▶ **Component data from apps and pages**
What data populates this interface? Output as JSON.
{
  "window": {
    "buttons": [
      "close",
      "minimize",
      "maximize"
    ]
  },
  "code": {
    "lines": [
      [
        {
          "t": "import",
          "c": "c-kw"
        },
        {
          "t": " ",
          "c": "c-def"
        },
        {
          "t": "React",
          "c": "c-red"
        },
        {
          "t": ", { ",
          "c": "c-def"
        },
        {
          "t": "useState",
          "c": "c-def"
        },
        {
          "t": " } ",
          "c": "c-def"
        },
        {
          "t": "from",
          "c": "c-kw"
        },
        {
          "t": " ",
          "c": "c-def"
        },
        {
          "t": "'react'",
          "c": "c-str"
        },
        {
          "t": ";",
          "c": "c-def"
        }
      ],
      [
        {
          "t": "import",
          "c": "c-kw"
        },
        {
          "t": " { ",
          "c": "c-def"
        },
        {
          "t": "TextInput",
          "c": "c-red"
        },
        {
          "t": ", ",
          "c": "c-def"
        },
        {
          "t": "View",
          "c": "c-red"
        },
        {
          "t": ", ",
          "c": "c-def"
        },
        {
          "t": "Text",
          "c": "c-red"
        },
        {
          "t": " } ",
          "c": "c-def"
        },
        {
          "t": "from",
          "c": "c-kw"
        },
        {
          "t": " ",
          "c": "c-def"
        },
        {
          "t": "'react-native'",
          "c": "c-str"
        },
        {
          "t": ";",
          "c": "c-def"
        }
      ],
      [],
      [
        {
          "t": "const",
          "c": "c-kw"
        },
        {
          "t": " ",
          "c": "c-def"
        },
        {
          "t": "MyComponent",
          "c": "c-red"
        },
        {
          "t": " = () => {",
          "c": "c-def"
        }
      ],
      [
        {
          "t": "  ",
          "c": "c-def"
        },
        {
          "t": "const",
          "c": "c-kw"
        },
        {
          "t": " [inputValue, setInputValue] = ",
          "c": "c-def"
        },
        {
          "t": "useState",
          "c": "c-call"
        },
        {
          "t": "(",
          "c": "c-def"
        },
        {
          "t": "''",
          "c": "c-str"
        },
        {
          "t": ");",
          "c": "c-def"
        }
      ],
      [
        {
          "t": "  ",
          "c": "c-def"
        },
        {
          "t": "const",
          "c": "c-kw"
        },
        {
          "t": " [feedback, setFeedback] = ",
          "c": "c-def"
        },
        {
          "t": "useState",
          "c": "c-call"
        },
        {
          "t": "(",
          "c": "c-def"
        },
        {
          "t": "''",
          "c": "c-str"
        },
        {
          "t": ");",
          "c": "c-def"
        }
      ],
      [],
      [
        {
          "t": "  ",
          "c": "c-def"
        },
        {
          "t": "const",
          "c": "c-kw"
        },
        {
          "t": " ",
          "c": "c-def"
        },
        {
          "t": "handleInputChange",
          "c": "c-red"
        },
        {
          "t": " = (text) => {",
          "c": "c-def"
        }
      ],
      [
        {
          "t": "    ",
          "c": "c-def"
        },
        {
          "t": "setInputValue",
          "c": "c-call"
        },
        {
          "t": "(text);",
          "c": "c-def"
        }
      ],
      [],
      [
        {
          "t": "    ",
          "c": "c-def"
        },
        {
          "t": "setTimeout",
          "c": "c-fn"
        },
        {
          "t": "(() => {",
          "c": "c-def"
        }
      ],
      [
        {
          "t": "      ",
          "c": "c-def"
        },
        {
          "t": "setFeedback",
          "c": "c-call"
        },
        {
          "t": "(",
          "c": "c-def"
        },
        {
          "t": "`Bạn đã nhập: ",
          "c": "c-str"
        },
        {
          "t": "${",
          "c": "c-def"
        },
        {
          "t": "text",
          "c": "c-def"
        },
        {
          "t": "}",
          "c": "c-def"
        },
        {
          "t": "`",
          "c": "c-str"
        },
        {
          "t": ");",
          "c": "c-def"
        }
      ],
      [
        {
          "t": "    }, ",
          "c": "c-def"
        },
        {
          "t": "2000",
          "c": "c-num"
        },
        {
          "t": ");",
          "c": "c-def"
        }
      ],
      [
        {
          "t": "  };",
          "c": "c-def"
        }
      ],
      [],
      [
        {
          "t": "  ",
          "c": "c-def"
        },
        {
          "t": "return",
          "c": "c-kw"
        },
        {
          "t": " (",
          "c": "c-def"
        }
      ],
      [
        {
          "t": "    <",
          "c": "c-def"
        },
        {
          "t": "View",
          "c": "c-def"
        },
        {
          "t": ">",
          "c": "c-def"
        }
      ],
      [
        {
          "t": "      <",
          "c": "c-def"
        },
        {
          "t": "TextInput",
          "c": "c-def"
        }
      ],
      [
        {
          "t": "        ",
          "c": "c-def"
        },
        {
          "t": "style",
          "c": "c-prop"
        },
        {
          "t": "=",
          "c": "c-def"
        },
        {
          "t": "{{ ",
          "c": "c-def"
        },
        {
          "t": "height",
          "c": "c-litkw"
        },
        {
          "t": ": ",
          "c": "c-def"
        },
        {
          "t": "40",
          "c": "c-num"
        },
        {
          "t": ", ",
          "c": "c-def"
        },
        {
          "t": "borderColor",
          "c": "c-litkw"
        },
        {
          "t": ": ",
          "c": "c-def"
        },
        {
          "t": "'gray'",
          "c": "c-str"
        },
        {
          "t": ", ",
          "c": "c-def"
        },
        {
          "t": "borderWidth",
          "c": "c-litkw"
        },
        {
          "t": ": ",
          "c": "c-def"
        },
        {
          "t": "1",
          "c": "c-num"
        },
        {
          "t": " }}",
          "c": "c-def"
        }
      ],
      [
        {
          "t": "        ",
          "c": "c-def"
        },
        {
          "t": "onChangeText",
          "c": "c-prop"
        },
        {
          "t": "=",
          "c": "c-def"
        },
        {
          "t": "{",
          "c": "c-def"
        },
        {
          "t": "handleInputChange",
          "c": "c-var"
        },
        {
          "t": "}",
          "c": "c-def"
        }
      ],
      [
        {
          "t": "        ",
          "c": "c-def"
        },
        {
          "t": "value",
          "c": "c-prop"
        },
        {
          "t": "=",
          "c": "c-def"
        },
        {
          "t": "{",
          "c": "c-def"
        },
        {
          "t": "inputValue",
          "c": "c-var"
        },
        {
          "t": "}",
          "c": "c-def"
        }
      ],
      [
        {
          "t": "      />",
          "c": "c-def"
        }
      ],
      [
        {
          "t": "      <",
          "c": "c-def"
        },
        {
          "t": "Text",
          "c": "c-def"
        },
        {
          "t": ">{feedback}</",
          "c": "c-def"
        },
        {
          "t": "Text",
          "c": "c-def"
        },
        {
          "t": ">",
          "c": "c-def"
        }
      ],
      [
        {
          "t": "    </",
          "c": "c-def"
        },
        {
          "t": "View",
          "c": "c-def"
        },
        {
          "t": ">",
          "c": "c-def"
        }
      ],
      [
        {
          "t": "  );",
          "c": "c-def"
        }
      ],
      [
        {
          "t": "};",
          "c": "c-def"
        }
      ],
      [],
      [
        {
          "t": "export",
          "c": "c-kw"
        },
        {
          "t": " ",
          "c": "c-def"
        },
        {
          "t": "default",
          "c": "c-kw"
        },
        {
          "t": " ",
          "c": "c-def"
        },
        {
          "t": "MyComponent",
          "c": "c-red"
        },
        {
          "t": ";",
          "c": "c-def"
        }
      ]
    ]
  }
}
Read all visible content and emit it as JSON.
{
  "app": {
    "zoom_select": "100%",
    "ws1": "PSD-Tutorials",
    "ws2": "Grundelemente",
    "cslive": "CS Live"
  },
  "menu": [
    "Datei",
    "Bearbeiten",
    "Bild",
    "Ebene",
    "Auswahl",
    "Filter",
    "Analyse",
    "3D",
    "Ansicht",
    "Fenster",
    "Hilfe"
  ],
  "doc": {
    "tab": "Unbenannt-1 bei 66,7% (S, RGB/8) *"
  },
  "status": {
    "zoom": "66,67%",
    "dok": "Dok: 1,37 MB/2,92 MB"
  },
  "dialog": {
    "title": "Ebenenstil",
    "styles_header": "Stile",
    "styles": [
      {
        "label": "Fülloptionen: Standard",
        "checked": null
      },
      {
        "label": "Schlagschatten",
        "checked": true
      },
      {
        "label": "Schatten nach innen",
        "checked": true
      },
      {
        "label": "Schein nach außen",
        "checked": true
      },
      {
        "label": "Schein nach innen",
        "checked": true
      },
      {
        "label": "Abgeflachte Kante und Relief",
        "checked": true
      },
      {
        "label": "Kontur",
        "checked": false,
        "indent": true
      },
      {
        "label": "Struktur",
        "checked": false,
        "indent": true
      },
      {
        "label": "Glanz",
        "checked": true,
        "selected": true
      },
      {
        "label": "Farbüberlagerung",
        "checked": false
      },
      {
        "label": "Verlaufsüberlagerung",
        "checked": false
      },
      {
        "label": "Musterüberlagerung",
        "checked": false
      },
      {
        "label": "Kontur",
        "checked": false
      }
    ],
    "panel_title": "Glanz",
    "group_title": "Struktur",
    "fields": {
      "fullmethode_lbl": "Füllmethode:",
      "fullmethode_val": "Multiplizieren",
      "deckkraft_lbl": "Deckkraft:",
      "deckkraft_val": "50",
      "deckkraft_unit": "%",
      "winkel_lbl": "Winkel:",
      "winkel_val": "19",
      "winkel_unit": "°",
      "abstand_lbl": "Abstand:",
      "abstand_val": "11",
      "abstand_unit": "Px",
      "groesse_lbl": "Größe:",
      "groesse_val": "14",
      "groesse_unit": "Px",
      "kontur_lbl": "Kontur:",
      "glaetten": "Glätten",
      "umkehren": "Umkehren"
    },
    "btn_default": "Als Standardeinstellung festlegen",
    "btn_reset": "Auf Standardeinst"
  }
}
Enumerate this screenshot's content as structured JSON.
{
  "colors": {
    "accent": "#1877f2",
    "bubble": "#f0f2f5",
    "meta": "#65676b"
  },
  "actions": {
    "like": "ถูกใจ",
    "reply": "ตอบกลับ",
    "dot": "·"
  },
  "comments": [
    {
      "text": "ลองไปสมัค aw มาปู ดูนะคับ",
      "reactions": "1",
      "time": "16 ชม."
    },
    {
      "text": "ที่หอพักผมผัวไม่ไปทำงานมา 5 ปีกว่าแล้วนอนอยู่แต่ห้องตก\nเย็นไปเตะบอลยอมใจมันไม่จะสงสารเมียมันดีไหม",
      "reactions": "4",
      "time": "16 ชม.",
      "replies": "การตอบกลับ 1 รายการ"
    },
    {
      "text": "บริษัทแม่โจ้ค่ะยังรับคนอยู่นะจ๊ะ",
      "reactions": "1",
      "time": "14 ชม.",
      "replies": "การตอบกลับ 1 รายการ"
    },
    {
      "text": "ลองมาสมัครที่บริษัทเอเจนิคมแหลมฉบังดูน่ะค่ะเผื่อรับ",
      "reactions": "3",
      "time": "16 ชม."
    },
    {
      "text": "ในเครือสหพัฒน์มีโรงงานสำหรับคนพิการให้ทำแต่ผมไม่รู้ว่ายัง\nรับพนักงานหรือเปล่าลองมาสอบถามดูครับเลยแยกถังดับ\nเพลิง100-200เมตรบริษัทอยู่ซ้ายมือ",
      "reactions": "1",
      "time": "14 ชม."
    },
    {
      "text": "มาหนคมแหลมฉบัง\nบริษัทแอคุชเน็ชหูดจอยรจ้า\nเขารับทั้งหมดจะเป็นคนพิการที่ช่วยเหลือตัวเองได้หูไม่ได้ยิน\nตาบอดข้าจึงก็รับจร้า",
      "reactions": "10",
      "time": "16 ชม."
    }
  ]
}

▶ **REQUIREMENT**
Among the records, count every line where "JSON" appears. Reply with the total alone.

▶ **REPLY**
3